A&E departments struggling to cope with ageing population, new report shows

David Kingman explains the findings from a new report on the pressures facing A&E departments at English hospitals which suggests they are struggling with rising numbers of elderly patientsX-Ray Doctors

Accident and Emergency (A&E) Departments appear to dominate much of the media coverage that is given to the NHS at the moment, with the newspapers and television providing a constant barrage of stories which mostly seem to complain about lengthening waiting times and poor quality care.

Much of this coverage is probably exaggerated, yet there is no doubt that many A&E are struggling to cope with the twin pressures of rising demand from patients and an NHS budget which has been falling in real terms over the last few years. Recently, a new report which delved into the official statistics on A&E visits to hospitals in England has emphasised a particular source of pressure – the growing number of elderly patients caused by our ageing population – against which it appears they are struggling to cope.

Who goes to A&E?

The report in question was produced by an organisation called the Health and Social Care Information Centre under the title Focus on Accident and Emergency – December 2013. This was an attempt to bring together the multiple sources of data which are officially produced on A&E departments to present a coherent image of the situation in English hospitals.
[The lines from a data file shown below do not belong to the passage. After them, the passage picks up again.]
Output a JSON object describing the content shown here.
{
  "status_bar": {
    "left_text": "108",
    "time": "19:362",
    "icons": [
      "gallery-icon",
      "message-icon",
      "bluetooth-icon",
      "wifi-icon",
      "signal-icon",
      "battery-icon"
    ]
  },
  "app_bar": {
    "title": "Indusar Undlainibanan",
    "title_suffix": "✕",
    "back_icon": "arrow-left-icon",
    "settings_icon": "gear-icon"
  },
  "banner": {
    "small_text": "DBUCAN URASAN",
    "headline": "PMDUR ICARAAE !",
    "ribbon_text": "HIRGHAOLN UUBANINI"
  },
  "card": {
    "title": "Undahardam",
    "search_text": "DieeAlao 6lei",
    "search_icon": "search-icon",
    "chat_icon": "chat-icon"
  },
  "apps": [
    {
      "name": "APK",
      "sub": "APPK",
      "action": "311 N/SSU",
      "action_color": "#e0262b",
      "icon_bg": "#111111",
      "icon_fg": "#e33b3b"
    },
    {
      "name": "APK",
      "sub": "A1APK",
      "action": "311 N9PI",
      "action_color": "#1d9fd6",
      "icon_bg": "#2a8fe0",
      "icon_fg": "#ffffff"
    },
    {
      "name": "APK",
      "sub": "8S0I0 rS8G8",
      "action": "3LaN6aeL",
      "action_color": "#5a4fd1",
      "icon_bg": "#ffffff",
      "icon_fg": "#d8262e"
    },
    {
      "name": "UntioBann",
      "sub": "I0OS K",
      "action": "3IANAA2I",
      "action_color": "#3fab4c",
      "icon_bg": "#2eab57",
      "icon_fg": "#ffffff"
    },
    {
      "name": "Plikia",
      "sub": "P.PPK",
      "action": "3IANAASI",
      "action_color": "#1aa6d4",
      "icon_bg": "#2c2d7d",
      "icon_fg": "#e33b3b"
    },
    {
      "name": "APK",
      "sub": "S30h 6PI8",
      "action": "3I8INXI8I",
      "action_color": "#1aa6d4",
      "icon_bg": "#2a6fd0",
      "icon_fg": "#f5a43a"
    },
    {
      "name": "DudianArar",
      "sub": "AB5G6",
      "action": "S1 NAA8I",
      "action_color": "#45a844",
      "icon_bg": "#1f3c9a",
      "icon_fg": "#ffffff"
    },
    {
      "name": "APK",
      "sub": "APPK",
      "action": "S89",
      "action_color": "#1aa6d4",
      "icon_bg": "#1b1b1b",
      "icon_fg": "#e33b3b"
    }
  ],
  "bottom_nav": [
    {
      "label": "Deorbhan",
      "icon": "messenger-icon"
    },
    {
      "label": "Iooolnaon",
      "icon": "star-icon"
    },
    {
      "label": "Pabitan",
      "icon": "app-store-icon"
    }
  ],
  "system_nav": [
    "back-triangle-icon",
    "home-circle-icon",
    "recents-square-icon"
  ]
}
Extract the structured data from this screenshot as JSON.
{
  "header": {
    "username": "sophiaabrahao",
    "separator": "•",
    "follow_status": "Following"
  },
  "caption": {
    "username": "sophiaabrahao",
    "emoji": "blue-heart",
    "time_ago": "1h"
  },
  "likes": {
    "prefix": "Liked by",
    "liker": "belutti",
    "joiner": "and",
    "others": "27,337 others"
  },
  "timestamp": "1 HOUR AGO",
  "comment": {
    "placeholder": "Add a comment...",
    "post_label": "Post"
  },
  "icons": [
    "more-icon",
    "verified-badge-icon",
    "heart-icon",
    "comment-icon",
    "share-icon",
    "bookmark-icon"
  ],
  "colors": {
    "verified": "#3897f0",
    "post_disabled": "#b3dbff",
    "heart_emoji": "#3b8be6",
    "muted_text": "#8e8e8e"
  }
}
Trying to answer the question “Who goes to A&E?” was one of the report’s main themes.

In total, there were 22 million A&E attendances in 2012/13 compared with 340 million GP consultations, reflecting the fact that A&E departments are supposed to deal mainly with emergency medical situations when they arise rather than being a general first port of call for people who need medical help. There are two types of A&E departments in England: Type 1 (major) and Type 3 (minor), which are classified according to the types of medical emergencies which they are equipped to deal with.

As well as looking at the present situation, the report also uses historical data to make comparisons of how things have changed in recent years. One of their most striking findings is that the number of visits to Type 1 A&E departments has only risen by slightly more than the rate of overall population increase during the last eight years, but visits to Type 3 A&E departments have risen by eleven times the rate of population increase. In other words, many more people seem to be visiting minor A&E departments who were presumably using other methods to access the NHS in previous periods, perhaps such as visiting their GPs or receiving more care in the community. This increase partly explains why pressure on the system has been rising, and therefore why the problem of struggling A&E departments has been gaining additional media attention.
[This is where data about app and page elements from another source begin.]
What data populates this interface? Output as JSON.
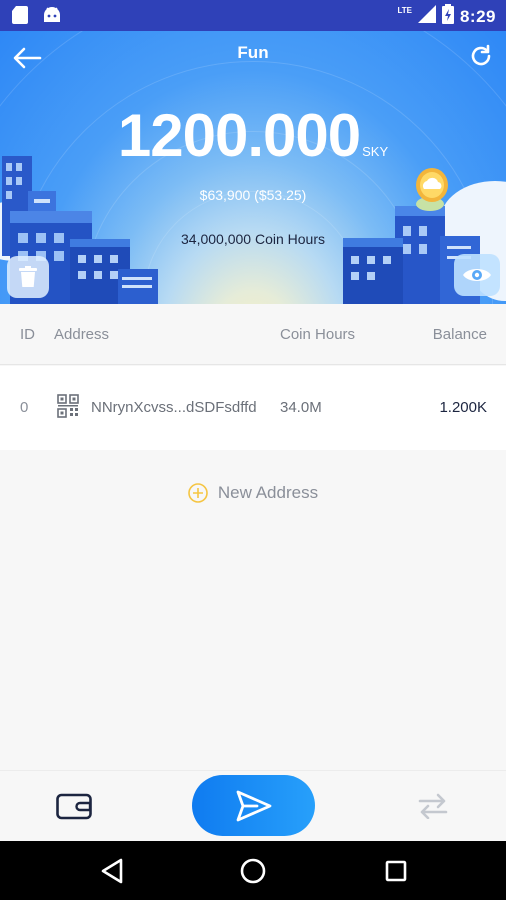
{
  "status_bar": {
    "time": "8:29",
    "network": "LTE",
    "battery_icon": "battery-charging-icon",
    "left_icons": [
      "sd-card-icon",
      "android-icon"
    ]
  },
  "header": {
    "title": "Fun",
    "balance": "1200.000",
    "unit": "SKY",
    "fiat": "$63,900 ($53.25)",
    "coin_hours": "34,000,000 Coin Hours",
    "gradient_top": "#2e88f6",
    "gradient_center": "#f7f0c2"
  },
  "table": {
    "headers": {
      "id": "ID",
      "address": "Address",
      "coin_hours": "Coin Hours",
      "balance": "Balance"
    },
    "rows": [
      {
        "id": "0",
        "address": "NNrynXcvss...dSDFsdffd",
        "coin_hours": "34.0M",
        "balance": "1.200K"
      }
    ]
  },
  "new_address": {
    "label": "New Address",
    "icon": "plus-circle-icon",
    "color": "#f5c542"
  },
  "bottom_bar": {
    "wallet_icon": "wallet-icon",
    "send_icon": "send-icon",
    "transfer_icon": "transfer-icon",
    "send_gradient": [
      "#0f7bf0",
      "#27a0fb"
    ]
  },
  "nav_bar": {
    "icons": [
      "nav-back-icon",
      "nav-home-icon",
      "nav-recents-icon"
    ]
  }
}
As mentioned above, the report also emphasises the role that growing numbers of older people have played in increasing the demand for A&E services. Overall, the elderly are not responsible for an enormous share of total A&E visits by themselves – most A&E attendances come either from very young children or people who are in their early 20s – but they are the age group among whom the highest proportion of people need A&E care each year: in 2012/13, for every 1000 people aged over 83, there were 500 A&E visits, a rate matched only by toddlers.

When they do visit A&E, people who are over the age of 70 are also significantly more likely to need major (Type 1) services than minor (Type 3) services, suggesting that their health needs are more complex. They are more likely to be suffering from multiple health problems at once, which, as BBC Health Correspondent Nick Triggle has argued, means they are more likely to be admitted to hospital than younger patients, and to spend longer in hospital once they get there. The report shows that a fifth of attendances at Type 1 A&E departments are now accounted for by the over-64s, an increase of more than two-and-a-half percent over the last four years.
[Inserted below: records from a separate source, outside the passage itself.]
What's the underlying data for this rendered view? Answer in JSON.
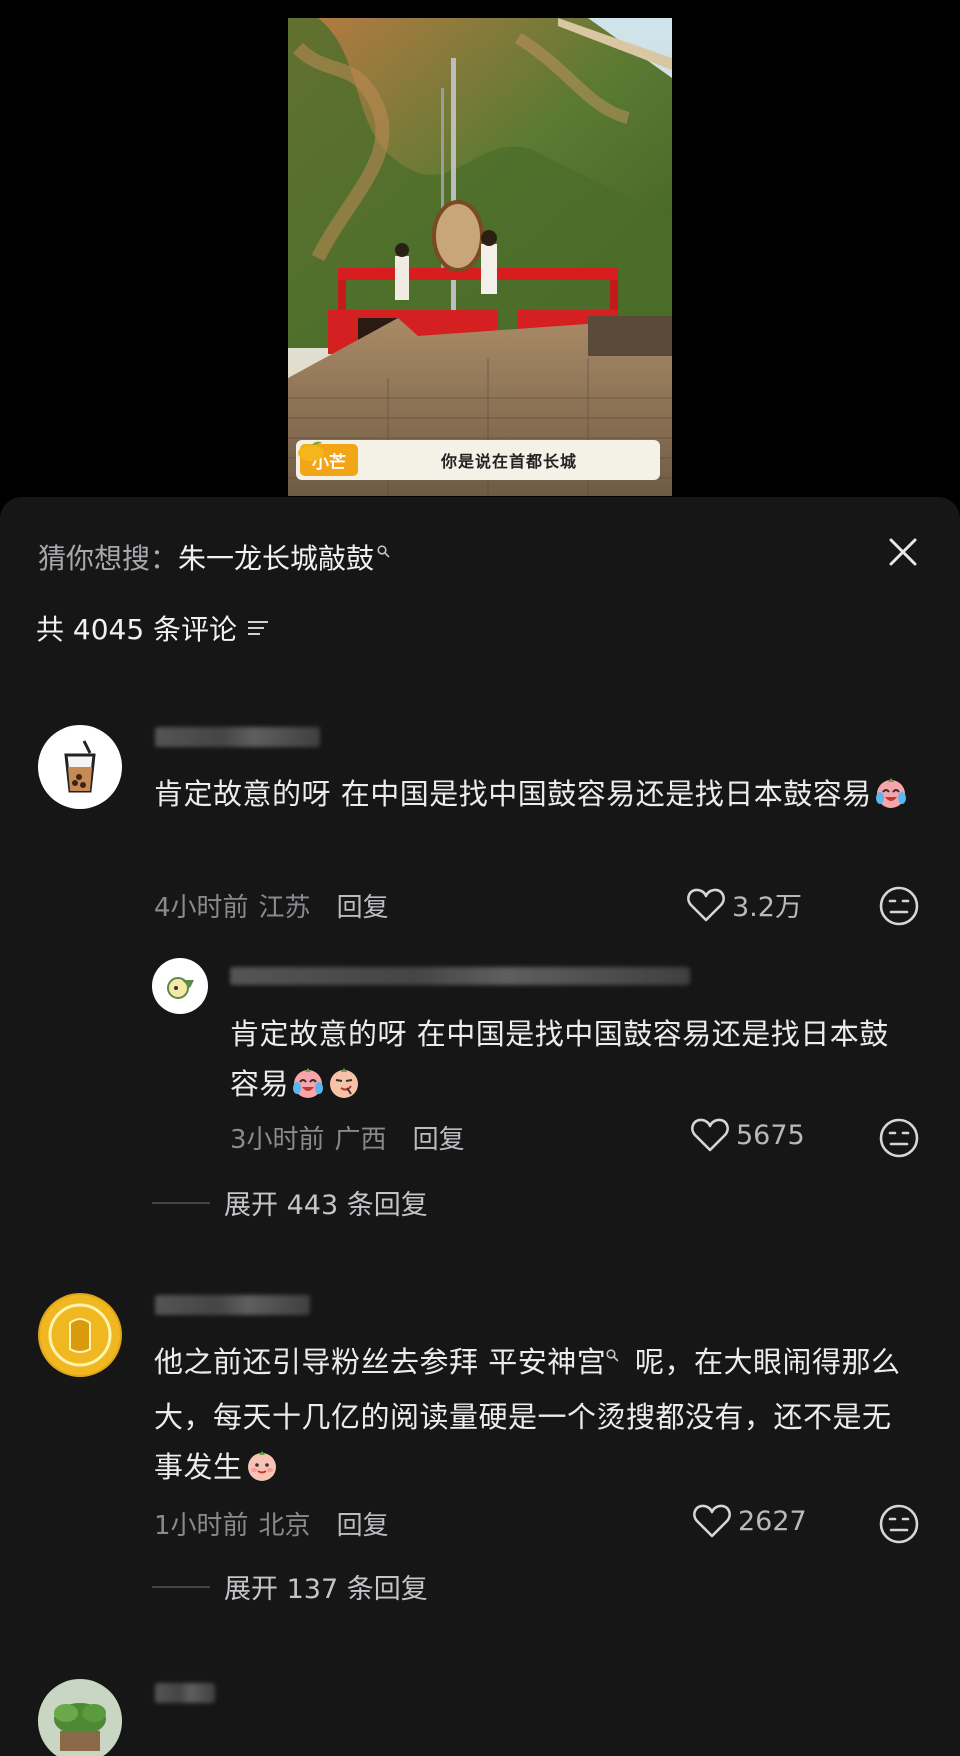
{
  "video": {
    "subtitle_tag": "小芒",
    "subtitle_text": "你是说在首都长城"
  },
  "panel": {
    "suggest_prefix": "猜你想搜：",
    "suggest_term": "朱一龙长城敲鼓",
    "suggest_icon": "search-icon",
    "close_icon": "close-icon",
    "count_text": "共 4045 条评论",
    "sort_icon": "sort-icon"
  },
  "comments": [
    {
      "text": "肯定故意的呀 在中国是找中国鼓容易还是找日本鼓容易",
      "emoji": "crying-laughing-emoji",
      "time": "4小时前",
      "location": "江苏",
      "reply_label": "回复",
      "likes": "3.2万",
      "reply": {
        "text": "肯定故意的呀 在中国是找中国鼓容易还是找日本鼓容易",
        "emojis": [
          "crying-laughing-emoji",
          "peach-smirk-emoji"
        ],
        "time": "3小时前",
        "location": "广西",
        "reply_label": "回复",
        "likes": "5675"
      },
      "expand_label": "展开 443 条回复"
    },
    {
      "text_part1": "他之前还引导粉丝去参拜 ",
      "link": "平安神宫",
      "text_part2": " 呢，在大眼闹得那么大，每天十几亿的阅读量硬是一个烫搜都没有，还不是无事发生",
      "emoji": "peach-smile-emoji",
      "time": "1小时前",
      "location": "北京",
      "reply_label": "回复",
      "likes": "2627",
      "expand_label": "展开 137 条回复"
    }
  ],
  "colors": {
    "panel_bg": "#161617",
    "accent_orange": "#f2a516"
  }
}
This has had a profound impact on the ability of A&E departments to meet their waiting time targets. The NHS is supposed to keep the proportion of patients who wait for over four hours in A&E down below 5%, but last year this figure had risen to 6% across the major A&E departments, it appears partly because of the rising demand placed on the service by the additional elderly patients who suffer from complex conditions. The ageing of the population appears to be piling more and more pressure onto the system.

Can anything be done?

Earlier this year, a report by the National Audit Office (NAO) claimed that too many people are now being seen by A&E departments rather than going through other parts of the NHS to access healthcare services. Prof. Keith Willett, the director of acute episodes of care for NHS England, called in response for more care to take place outside of hospitals. Campaigners have long argued that as the population ages, much more will need to be done to take care of people suffering from multiple, long-term conditions in the community and in settings outside major hospitals, where they can be attended to in a way which uses up fewer resources, and by professionals who have an opportunity to deliver a better standard of care in a less pressurised environment.

Although progress towards this goal appears to have been slow so far, it was announced earlier this year that GPs would take on an extra role by acting as a personal care co-ordinator for their most frail elderly patients, which hopefully will be a step in the right direction. Ultimately, as the population ages, much more radical action will still be needed. Don’t expect the stream of negative media coverage of A&E departments to quieten down any time soon.